COLUMBUS, Ohio (WCMH) – The City of Columbus’ plan to ban the sale of flavored tobacco products may be short-lived.
The Ohio General Assembly passed legislation Thursday morning prohibiting local governments from enacting their own restrictions on tobacco and alternative nicotine products, just days after Columbus City Council unanimously voted to bar flavored tobacco sales within city limits starting in 2024.
“Council is hopeful that Governor DeWine will stand up for kids by vetoing this legislation,” a council spokesperson said in a statement.
Folded into House Bill 513 on Tuesday, the amendment states that governance over smoking products “is a matter of general statewide concern that requires statewide regulation.” Rep. Jon Cross (R-Kenton), the primary sponsor of HB 513, said slashing municipalities’ say over tobacco products prevents the government from “once again” picking “winners and losers.”
“We wanna sit there and say, ‘Oh, don’t get fat, we’re gonna cancel double cheeseburgers! We’re gonna outlaw this; we’re gonna outlaw that,’” Cross said. “Do we want Columbus, Cleveland, Cincinnati, Kenton, Bellefontaine, Findlay saying, ‘Listen, just like the Mayor of New York did, we’re gonna get rid of the Big Gulp?’”
The state of Ohio generated more than $1.2 billion in tobacco-related revenue in 2021, according to the Campaign for Tobacco-Free Kids. One year later, the American Lung Association handed Ohio failing grades in three of five areas it assessed: tobacco prevention and cessation funding; tobacco taxes; and flavored tobacco products.
While Ohio spent $12.3 million for tobacco prevention in 2021, the state incurred a $5.6 billion loss in smoking-related healthcare costs and dished out $5.88 billion for smoking-caused losses in productivity, the Campaign for Tobacco-Free Kids found.

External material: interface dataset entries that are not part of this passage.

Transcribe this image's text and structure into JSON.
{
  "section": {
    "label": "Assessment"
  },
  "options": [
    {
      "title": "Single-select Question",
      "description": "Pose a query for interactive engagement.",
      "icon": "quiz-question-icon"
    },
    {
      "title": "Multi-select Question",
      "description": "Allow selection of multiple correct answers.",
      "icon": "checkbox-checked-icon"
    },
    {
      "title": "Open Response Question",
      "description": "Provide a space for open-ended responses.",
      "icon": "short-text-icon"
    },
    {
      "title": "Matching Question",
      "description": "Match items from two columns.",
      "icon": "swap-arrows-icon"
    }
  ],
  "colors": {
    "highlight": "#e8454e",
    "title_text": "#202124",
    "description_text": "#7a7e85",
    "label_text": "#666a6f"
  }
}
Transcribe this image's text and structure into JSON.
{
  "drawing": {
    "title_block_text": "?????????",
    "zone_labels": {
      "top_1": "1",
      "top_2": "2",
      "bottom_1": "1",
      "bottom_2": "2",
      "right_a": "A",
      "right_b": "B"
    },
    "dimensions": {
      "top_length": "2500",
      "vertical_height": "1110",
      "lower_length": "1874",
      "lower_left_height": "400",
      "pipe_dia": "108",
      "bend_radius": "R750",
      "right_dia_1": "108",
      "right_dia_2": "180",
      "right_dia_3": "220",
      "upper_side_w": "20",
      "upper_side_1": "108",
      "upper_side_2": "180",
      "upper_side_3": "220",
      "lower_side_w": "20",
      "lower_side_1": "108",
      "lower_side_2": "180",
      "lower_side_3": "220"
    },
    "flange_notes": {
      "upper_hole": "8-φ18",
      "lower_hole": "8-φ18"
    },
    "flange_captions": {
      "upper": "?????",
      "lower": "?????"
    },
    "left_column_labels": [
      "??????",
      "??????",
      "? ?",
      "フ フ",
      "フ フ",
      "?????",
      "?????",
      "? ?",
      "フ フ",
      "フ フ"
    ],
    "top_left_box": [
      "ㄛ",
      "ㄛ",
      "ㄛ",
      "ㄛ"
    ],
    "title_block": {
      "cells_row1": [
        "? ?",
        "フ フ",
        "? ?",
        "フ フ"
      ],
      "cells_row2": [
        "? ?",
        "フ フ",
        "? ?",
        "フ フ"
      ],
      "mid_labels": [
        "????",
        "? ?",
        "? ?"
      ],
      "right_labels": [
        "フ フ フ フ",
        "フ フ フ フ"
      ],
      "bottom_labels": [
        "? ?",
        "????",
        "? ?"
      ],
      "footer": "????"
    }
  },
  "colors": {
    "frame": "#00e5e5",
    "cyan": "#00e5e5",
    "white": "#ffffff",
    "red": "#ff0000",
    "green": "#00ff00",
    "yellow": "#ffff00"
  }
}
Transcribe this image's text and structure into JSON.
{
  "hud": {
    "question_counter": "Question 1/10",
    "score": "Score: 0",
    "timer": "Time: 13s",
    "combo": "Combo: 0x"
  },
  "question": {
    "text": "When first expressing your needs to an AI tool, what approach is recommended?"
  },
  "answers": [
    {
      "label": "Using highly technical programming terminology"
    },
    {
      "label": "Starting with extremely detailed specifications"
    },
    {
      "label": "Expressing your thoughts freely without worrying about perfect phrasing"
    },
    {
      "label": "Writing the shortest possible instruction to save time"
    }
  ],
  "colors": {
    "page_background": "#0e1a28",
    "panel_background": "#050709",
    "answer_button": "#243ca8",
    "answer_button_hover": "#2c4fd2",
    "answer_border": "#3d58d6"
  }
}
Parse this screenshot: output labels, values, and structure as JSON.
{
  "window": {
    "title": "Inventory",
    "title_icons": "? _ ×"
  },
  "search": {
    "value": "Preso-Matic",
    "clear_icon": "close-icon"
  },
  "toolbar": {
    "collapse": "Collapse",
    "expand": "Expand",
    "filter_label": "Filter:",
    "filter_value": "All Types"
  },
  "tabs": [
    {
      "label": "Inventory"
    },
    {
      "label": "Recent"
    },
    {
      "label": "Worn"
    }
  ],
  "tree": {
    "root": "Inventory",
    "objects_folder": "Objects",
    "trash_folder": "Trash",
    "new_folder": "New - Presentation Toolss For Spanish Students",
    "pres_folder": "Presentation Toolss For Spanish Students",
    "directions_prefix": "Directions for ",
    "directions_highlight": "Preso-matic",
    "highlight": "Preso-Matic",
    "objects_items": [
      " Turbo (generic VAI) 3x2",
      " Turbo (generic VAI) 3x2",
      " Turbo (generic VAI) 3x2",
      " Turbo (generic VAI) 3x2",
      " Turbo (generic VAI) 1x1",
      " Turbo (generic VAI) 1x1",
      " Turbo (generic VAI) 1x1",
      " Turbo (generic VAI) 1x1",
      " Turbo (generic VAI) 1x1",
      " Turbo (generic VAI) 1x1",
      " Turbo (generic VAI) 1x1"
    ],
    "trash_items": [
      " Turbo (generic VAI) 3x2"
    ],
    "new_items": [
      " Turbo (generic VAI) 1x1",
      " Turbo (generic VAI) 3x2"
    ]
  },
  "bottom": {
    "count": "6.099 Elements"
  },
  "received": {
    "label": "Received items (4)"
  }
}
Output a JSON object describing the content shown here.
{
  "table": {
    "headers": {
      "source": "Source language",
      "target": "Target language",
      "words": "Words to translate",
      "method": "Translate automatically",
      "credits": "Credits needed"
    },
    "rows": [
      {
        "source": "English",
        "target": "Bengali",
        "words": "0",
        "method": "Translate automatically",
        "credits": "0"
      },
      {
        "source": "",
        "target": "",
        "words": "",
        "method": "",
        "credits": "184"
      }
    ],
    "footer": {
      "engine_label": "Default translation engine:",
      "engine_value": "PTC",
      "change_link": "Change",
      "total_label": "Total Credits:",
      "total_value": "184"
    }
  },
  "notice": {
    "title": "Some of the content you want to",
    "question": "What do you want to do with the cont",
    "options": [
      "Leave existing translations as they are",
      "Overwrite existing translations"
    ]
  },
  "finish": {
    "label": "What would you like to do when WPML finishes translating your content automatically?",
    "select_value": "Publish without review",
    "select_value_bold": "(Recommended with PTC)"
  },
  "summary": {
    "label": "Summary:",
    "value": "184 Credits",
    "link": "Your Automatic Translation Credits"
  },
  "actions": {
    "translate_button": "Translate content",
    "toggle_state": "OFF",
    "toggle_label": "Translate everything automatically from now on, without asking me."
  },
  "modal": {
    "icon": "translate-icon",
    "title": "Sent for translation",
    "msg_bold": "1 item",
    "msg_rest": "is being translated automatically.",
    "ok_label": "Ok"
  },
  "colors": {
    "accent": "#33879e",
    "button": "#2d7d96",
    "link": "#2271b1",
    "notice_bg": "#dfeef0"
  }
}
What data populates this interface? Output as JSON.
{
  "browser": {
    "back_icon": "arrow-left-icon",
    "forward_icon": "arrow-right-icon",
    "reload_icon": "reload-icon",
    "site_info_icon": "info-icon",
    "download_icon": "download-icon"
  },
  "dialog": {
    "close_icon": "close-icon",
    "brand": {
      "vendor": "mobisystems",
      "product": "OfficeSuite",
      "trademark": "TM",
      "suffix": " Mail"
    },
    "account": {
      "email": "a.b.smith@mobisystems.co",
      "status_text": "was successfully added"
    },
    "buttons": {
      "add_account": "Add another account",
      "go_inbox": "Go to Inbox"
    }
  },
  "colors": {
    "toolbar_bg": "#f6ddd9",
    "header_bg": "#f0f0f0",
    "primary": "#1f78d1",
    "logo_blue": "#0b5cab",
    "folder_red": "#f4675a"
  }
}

Rep. Beth Liston (D-Dublin), an internal medicine physician, rattled off a litany of smoking statistics from the Centers for Disease Control and Prevention as she spoke against the amendment: A single vaping pod holds 20 cigarettes’ worth of nicotine; 3.5 million middle and high school students use e-cigarettes; and e-cigarettes reversed nearly two decades of progress in reducing teen nicotine addiction.
Limiting local governments from regulating tobacco products, Liston said, violates “home rule,” a doctrine within the Ohio Constitution that provides local governments some autonomy to make decisions within their own communities.
“Communities are taking steps to try to protect their kids from the harmful impact of this targeting marketing campaign and the epidemic of teen vaping,” Liston said. “I see no rational reason to prevent them from doing so.”
Tobacco use claims the lives of 45,000 Black Americans every year, making it the No. 1 cause of preventable death in the Black community, according to the Campaign for Tobacco-Free Kids. Rep. Dontavius Jarrells (D-Columbus) said “this is real life for me,” as his grandfather died from smoking-related cancer a few years ago.
By blocking municipalities from enacting regulations on tobacco products, Jarrells told lawmakers that the General Assembly conveys a message: “Black people, in each part of this great state, when they die, they do not matter,” he said.
“The prohibition of local regulation of tobacco products and alternative nicotine products means this body is okay with 259,000 Ohio kids who are alive today will die prematurely from smoking-related disease,” Jarrells said, citing data from the American Cancer Society.
Though Columbus’ flavored tobacco ban passed unanimously after more than 15 hours of public hearings, it was not immune to controversy. Several business owners, including Ben Salah, the owner of Epic Puff smoke shop on North High Street, said the ordinance could force him to permanently close his business.
“If we are adults, you cannot tell adults what to do and what not to do,” Saleh told council members before they approved the ban. “This is their lives.”
Cross urged lawmakers to protect small business owners like Saleh from municipal government overstep. When the coronavirus pandemic hit, he said it wasn’t lawmakers who “saved Ohio.” It was the taxpayers who opened their pocketbooks, he argued.
“They bought cars, they ate at restaurants, they bought things,” Cross said. “Sales tax saved the day, but we wanna sit here and say you can’t buy this and you can’t buy that and to hell with retail?”
The state legislative challenge to Columbus’ flavored tobacco ban – which will move to Gov. Mike DeWine’s desk for consideration – comes one day after Attorney General Dave Yost filed suit against the city’s move to regulate firearms.